Other ones that I want to talk about are ZigBee and Z-Wave. They have long range and low battery consumption, which makes them perfect for IoT. A lot of devices like switches, detectors etc. operate on one of these two. So if you want to use one of those devices, you need a hub to “translate” the z-protocol to WiFi, so they may connect to the internet, and ultimately, your phone.
That’s where smart hubs come into play. Their goal is to combine devices from different companies and protocols and enable controlling them using just one app. The main ones are Wink, Harmony and Smartthings. All 3 work with many different companies and protocols. Harmony stands out because it also combines infrared, which means it can replace remotes for TV or AC that you already have in your house. Smartthings from Samsung on the other hand have allowed the community to write handlers for devices that aren’t officially supported, so if you want to do a little bit of DIY you can gain access to many devices that aren’t supported anywhere else.
HomeKit is smart home platform released by Apple in 2014. You control it on an iPhone, iPad, Apple Watch or from Mojave - also on Macs. The UI is simple and aesthetically pleasing, and it’s been adding lot of devices under its belt recently. Apple puts strong emphasis on security, which is definitely a plus. The downside is that you need to have Apple TV or a HomePod in your house to setup automation or access the system remotely. Also the possible automations are simpler and more restrictive than those offered by the competition.
Voice assistants are tricky. They are an essential part of a smart home and they might work as a platform, but they work best with other platforms. There are 3 main voice assistants: Alexa from Amazon, Google Assistant from Google, and Siri from Apple.
Siri is the newest in the smart home space and the most underdeveloped of all 3. It is a part of the HomeKit ecosystem mentioned above. You can use it on your phone, or buy a pricey HomePod and set it up as HomeKit hub.
Alexa is the oldest one and has the biggest number of integrations. There is an app that you can use to control connected devices, but the focus is on voice input. Its automations are also limited in comparison with dedicated hubs. If you’re willing to create some code, you can even write your own integrations using Amazon AWS.
Google Home is newer, so its compatible devices list is not very long, but what it loses in number of integrations it gains in smart solutions. Its AI is more refined than Amazon’s, and it can perform web search much, much better. However as a smart home system it’s not great - you cannot control devices by any app, and there are no automations possible. It works, however, with the dedicated smart home hubs mentioned before (Alexa does that too), so you can treat it like an additional device.

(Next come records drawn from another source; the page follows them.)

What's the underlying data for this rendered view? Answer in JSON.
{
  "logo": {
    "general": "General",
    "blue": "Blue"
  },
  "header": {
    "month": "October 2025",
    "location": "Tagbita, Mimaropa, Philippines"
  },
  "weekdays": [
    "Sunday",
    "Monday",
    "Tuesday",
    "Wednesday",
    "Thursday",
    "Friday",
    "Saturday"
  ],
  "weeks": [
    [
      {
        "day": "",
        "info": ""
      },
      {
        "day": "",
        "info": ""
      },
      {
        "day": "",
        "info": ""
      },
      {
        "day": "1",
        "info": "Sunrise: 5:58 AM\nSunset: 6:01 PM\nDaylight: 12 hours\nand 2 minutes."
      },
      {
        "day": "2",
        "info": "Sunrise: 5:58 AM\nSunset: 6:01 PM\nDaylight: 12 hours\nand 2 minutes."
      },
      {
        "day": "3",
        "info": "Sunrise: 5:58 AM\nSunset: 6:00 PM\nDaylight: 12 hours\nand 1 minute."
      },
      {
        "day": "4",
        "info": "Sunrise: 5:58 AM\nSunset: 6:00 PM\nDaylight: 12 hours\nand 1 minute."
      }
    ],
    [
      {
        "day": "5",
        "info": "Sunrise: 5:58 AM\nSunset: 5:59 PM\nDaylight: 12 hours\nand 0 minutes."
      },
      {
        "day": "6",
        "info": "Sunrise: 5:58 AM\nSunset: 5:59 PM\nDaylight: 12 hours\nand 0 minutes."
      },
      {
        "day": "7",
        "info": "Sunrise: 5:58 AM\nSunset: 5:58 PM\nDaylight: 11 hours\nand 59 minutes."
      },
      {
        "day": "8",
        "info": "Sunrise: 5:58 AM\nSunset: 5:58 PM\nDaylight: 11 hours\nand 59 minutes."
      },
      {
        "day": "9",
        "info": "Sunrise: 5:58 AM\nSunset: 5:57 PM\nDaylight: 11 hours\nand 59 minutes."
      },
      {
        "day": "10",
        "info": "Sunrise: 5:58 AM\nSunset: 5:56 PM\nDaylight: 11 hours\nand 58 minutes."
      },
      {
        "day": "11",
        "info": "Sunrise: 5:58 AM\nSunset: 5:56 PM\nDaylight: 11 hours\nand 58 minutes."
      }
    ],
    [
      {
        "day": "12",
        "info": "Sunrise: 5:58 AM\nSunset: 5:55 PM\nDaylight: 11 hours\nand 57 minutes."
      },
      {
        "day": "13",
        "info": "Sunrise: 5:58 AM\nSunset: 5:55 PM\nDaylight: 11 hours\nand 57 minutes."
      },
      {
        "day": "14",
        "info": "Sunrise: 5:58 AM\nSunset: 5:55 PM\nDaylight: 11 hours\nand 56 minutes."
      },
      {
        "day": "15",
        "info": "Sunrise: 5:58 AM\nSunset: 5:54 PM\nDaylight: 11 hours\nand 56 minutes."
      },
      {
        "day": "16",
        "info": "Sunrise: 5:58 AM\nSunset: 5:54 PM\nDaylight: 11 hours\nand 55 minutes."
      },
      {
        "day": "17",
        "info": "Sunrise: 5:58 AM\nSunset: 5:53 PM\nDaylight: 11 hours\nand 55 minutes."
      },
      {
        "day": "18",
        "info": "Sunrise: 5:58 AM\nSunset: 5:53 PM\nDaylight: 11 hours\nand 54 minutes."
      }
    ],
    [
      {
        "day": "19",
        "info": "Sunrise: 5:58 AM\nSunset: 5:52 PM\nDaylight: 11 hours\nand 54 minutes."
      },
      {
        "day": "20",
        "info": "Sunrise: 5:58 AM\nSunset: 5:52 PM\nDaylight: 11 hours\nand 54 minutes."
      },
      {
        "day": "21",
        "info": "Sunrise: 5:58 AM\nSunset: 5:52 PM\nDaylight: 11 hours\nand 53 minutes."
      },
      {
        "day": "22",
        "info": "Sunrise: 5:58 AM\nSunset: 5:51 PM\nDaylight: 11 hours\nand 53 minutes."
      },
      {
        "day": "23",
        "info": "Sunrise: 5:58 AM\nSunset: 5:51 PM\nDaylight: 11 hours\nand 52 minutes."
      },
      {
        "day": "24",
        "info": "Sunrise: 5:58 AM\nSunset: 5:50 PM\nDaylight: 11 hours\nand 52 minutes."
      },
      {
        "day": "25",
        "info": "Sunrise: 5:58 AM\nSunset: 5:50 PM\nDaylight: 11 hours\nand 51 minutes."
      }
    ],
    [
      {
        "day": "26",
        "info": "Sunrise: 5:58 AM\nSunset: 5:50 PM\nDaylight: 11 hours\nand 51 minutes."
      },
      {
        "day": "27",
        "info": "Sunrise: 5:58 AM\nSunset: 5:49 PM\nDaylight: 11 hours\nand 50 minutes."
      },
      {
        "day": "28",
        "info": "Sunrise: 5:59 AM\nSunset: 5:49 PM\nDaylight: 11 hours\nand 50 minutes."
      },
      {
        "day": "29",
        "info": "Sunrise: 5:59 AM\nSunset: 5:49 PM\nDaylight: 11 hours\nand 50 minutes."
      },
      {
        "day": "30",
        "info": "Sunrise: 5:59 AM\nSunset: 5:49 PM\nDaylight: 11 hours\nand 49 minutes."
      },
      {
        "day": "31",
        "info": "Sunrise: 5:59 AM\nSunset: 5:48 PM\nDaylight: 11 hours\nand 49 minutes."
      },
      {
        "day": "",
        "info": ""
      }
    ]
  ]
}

Your choice of assistant will mainly come down to platform you like the most. Want to order stuff on Amazon by voice? Go with Alexa. If you’re into the G-suite and YouTube, you’ll probably want Google Assistant. And if you own lot of Apple products, HomePod might be a good choice for you.
If getting your hands dirty and doing it all by yourself sounds good to you, you can achieve arguably the most with a DIY approach. The biggest, most supported platform for smart home tinkering enthusiasts is called Home Assistant. To use it, you need to download it from Github, and set it up on a small computer, like a Raspberry Pi. It’s quite a hassle, but the best part about it is that the software is 100% free.
This software is open-source, so there are a ton of cool scripts and integrations written by somebody. So with a little of know-how, you might build yourself a platform that works with pretty much anything. It takes, however, some time and skill.
So in the end, your platform choice will boil down to what end devices you want in your smart home. Think about which switches, bulbs, thermostats, voice assistants look most appealing to you, and then see what they integrate with. All of the platforms listed have their pros and cons, and figuring out what is important for you is crucial.